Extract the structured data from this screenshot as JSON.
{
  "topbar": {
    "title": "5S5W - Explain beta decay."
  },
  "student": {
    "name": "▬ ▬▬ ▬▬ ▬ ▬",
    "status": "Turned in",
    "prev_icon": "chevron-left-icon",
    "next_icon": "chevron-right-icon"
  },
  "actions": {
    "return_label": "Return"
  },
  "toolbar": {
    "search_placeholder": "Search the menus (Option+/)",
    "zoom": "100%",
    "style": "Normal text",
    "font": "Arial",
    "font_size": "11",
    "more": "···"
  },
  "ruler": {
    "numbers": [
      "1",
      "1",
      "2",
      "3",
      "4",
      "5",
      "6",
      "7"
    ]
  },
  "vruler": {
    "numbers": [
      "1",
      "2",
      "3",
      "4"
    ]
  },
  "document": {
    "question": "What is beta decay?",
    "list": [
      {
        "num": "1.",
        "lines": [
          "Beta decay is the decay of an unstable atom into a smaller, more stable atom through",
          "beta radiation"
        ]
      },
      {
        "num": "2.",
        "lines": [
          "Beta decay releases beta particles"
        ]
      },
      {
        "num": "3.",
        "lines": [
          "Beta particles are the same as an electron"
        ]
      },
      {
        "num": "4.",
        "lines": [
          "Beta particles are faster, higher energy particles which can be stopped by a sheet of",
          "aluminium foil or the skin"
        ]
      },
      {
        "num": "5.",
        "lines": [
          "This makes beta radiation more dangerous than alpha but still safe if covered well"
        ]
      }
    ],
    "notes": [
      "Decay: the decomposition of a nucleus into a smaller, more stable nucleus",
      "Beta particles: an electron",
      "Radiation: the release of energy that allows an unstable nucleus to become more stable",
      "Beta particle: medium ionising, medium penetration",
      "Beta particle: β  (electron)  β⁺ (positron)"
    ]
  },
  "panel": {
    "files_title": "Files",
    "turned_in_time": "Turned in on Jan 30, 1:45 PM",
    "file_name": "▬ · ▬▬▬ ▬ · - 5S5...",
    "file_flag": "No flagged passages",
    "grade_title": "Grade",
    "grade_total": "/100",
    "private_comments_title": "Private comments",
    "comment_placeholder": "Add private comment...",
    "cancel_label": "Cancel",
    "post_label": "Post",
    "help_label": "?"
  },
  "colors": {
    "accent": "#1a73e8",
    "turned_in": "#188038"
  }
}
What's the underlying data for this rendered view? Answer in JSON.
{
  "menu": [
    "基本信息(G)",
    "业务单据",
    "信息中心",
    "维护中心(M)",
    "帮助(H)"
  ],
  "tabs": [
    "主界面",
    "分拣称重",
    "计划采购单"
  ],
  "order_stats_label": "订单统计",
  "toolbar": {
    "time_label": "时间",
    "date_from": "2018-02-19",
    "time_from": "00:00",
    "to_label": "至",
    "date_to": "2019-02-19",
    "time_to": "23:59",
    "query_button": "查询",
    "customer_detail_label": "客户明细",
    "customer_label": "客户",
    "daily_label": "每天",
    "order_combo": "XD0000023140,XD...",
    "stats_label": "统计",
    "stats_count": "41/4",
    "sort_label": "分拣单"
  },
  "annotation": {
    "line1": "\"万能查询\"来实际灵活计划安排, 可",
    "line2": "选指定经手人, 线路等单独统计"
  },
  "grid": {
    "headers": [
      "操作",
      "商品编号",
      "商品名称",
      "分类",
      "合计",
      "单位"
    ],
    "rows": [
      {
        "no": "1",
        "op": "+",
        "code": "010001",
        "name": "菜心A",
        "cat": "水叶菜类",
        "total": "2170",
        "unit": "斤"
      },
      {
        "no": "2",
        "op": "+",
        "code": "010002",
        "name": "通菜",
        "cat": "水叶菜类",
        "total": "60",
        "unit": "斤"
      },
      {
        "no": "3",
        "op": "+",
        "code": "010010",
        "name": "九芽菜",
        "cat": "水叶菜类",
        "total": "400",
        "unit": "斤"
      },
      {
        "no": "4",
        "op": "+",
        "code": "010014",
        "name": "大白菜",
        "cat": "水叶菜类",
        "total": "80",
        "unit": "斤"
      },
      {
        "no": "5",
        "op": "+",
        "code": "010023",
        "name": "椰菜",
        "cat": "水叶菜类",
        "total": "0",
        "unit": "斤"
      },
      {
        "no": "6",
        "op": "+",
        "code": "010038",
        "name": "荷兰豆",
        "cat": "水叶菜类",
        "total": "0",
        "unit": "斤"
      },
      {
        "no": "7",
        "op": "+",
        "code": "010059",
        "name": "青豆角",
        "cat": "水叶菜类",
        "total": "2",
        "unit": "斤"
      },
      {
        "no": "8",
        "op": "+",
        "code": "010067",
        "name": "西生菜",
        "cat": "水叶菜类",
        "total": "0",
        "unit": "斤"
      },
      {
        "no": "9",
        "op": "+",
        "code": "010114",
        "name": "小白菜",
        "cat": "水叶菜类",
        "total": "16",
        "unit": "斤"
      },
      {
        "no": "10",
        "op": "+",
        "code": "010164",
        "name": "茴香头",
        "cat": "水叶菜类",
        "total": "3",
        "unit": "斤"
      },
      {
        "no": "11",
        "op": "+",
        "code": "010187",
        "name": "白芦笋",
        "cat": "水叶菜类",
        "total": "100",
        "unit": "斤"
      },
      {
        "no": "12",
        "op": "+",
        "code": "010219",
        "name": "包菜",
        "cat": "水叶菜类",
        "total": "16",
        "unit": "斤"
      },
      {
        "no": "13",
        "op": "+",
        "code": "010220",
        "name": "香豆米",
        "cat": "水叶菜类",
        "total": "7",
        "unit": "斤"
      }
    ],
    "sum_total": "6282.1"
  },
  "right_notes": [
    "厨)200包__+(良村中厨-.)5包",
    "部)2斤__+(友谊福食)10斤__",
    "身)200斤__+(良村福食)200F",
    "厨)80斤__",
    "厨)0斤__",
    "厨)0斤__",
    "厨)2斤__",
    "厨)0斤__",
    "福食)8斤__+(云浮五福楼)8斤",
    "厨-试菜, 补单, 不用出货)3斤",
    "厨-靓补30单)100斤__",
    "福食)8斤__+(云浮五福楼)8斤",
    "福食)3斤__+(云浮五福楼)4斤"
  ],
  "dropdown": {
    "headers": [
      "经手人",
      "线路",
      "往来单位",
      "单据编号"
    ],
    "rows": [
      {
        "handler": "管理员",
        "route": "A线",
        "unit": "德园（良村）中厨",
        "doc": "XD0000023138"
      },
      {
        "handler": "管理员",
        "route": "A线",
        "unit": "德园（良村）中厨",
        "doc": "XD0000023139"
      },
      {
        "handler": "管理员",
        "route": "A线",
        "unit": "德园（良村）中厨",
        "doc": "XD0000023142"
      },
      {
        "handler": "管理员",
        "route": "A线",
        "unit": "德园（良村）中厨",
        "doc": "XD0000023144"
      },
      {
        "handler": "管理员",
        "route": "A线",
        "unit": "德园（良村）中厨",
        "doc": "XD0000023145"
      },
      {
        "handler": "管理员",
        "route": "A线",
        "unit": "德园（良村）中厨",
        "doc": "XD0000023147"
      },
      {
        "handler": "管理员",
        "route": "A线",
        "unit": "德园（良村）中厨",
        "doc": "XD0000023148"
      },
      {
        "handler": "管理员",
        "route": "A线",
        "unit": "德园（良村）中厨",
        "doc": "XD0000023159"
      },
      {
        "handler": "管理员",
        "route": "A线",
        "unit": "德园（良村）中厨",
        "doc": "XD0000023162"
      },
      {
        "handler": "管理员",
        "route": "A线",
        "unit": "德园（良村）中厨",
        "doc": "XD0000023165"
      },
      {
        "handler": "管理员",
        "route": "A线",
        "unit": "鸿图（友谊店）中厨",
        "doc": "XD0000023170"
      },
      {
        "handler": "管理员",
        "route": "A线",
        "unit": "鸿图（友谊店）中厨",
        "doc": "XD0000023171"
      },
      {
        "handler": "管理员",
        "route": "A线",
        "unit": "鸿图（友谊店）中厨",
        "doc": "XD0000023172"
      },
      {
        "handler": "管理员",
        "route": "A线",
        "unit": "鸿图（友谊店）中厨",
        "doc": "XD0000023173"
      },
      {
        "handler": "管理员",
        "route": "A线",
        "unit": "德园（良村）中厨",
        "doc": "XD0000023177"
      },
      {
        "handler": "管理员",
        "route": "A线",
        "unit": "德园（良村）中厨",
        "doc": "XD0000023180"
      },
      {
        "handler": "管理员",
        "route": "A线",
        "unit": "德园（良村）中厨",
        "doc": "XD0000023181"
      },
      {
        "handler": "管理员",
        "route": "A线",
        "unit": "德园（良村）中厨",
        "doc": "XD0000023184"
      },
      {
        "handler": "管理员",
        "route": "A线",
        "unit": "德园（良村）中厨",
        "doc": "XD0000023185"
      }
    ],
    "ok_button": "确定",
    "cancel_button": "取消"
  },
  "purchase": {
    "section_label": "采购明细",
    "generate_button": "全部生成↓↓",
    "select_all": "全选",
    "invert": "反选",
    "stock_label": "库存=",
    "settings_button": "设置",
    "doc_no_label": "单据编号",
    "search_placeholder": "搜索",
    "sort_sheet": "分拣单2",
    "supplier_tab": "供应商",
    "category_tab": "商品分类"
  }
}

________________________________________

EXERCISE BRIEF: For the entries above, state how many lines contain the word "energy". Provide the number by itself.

FINISHED TASK: 2